Former students criticize military-style school after two deaths
WELLANDPORT, Ont. (CP) While the families of two teenagers hit by a train mourn their deaths, former students of Robert Land Academy say the school was so tough they can understand why the two youths ran away.
Matt Toppi, 17, of Manitouwadge, Ont., and his 16-year-old friend were lying on railway tracks Saturday night in Burlington when they were hit.
One former student described the academy as a "living nightmare," saying he personally benefited but saw many others unable to cope with the school's gruelling military-like regime.
Another said he found the school's treatment degrading, including being whacked occasionally with a walking stick and forced into initiation rites such as having pubic hair shaved.
"It made me worse," said John Godfrey, 27. "I came out of there and I didn't want to go to school."
Al Coulen, an official with the academy which charges $20,630 annual tuition, denied that students are physically or verbally abused.
He also said he had no knowledge of students having their pubic hair shaved during initiation rites.
Coulen said the school has no plans to conduct a review.
"That's for the police," he said. "They (the students) left the academy and it happened after they had left the academy."
The identity of the other boy, a 16-year-old from Stouffville, Ont., hasn't been released.
There is confusion as to the manner in which the boys died.
Original reports from police indicated that the deaths were part of a suicide pact. But one of the victims' family said his family was told Monday by police that Toppi was trying to save the second boy when the pair were hit by the train.

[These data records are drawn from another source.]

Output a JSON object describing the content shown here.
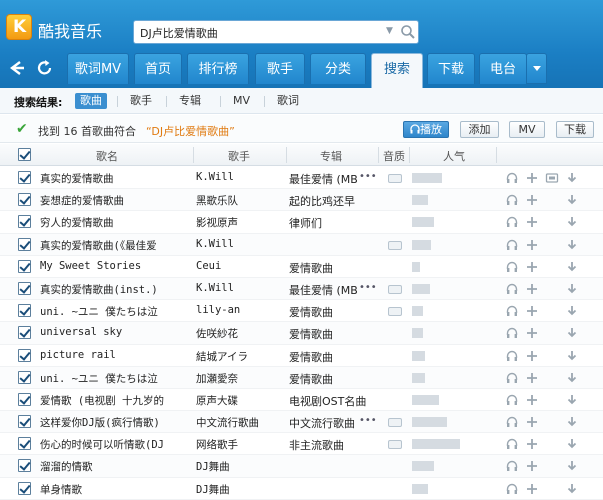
{
  "app": {
    "title": "酷我音乐",
    "logo_letter": "K"
  },
  "search": {
    "value": "DJ卢比爱情歌曲"
  },
  "tabs": [
    {
      "label": "歌词MV"
    },
    {
      "label": "首页"
    },
    {
      "label": "排行榜"
    },
    {
      "label": "歌手"
    },
    {
      "label": "分类"
    },
    {
      "label": "搜索",
      "active": true
    },
    {
      "label": "下载"
    },
    {
      "label": "电台"
    }
  ],
  "filter": {
    "label": "搜索结果:",
    "items": [
      {
        "label": "歌曲",
        "active": true
      },
      {
        "label": "歌手"
      },
      {
        "label": "专辑"
      },
      {
        "label": "MV"
      },
      {
        "label": "歌词"
      }
    ]
  },
  "result": {
    "prefix": "找到 16 首歌曲符合",
    "query": "“DJ卢比爱情歌曲”",
    "buttons": {
      "play": "播放",
      "add": "添加",
      "mv": "MV",
      "download": "下载"
    }
  },
  "columns": {
    "title": "歌名",
    "artist": "歌手",
    "album": "专辑",
    "quality": "音质",
    "popularity": "人气"
  },
  "songs": [
    {
      "title": "真实的爱情歌曲",
      "artist": "K.Will",
      "album": "最佳爱情 (MB",
      "more": true,
      "quality": true,
      "pop": 0.38,
      "video": true
    },
    {
      "title": "妄想症的爱情歌曲",
      "artist": "黑歌乐队",
      "album": "起的比鸡还早",
      "more": false,
      "quality": false,
      "pop": 0.2,
      "video": false
    },
    {
      "title": "穷人的爱情歌曲",
      "artist": "影视原声",
      "album": "律师们",
      "more": false,
      "quality": false,
      "pop": 0.28,
      "video": false
    },
    {
      "title": "真实的爱情歌曲(《最佳爱",
      "artist": "K.Will",
      "album": "",
      "more": false,
      "quality": true,
      "pop": 0.24,
      "video": false
    },
    {
      "title": "My Sweet Stories",
      "artist": "Ceui",
      "album": "爱情歌曲",
      "more": false,
      "quality": false,
      "pop": 0.1,
      "video": false
    },
    {
      "title": "真实的爱情歌曲(inst.)",
      "artist": "K.Will",
      "album": "最佳爱情 (MB",
      "more": true,
      "quality": true,
      "pop": 0.22,
      "video": false
    },
    {
      "title": "uni. ~ユニ 僕たちは泣",
      "artist": "lily-an",
      "album": "爱情歌曲",
      "more": false,
      "quality": true,
      "pop": 0.14,
      "video": false
    },
    {
      "title": "universal sky",
      "artist": "佐咲紗花",
      "album": "爱情歌曲",
      "more": false,
      "quality": false,
      "pop": 0.14,
      "video": false
    },
    {
      "title": "picture rail",
      "artist": "結城アイラ",
      "album": "爱情歌曲",
      "more": false,
      "quality": false,
      "pop": 0.16,
      "video": false
    },
    {
      "title": "uni. ~ユニ 僕たちは泣",
      "artist": "加瀬愛奈",
      "album": "爱情歌曲",
      "more": false,
      "quality": false,
      "pop": 0.16,
      "video": false
    },
    {
      "title": "爱情歌 (电视剧 十九岁的",
      "artist": "原声大碟",
      "album": "电视剧OST名曲",
      "more": false,
      "quality": false,
      "pop": 0.34,
      "video": false
    },
    {
      "title": "这样爱你DJ版(疯行情歌)",
      "artist": "中文流行歌曲",
      "album": "中文流行歌曲",
      "more": true,
      "quality": true,
      "pop": 0.44,
      "video": false
    },
    {
      "title": "伤心的时候可以听情歌(DJ",
      "artist": "网络歌手",
      "album": "非主流歌曲",
      "more": false,
      "quality": true,
      "pop": 0.6,
      "video": false
    },
    {
      "title": "溜溜的情歌",
      "artist": "DJ舞曲",
      "album": "",
      "more": false,
      "quality": false,
      "pop": 0.28,
      "video": false
    },
    {
      "title": "单身情歌",
      "artist": "DJ舞曲",
      "album": "",
      "more": false,
      "quality": false,
      "pop": 0.2,
      "video": false
    }
  ]
}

"From what we've been told, the engineer saw (the teen) trying to pull the student off the tracks," said Toppi's uncle Ralph Peters, of Timmins.
The teens were reported missing from school early Friday morning. Toppi's mother said the boys had told friends they were headed to British Columbia. They had packed a backpack and hoped to hitch a ride on a westbound train, Christine Toppi said.
"They lay down on the tracks where it was dry, I guess thinking they would hear the train when it came," she said. "My son woke up and tried to pull his friend off the track and he was hit . . . I guess Matt just couldn't drag him out of there."
But Halton police told the Toronto Star on Monday that they had nothing to indicate the deaths were anything but suicides. Det. Steve Skerrett of Halton Region police said there was no evidence of alcohol or drug use at the scene. Toxicology results from a post-mortem Sunday are expected to take two months.
Peters said he didn't know why his nephew ran away from the school.
"He was doing extremely well down there," Peters said, adding there was no hint of trouble from the teen when he had returned home at Christmas.
"Everything seemed fine." Toppi's funeral will be Thursday in Timmins.
(Toronto Star, Timmins Daily Press, Hamilton Spectator)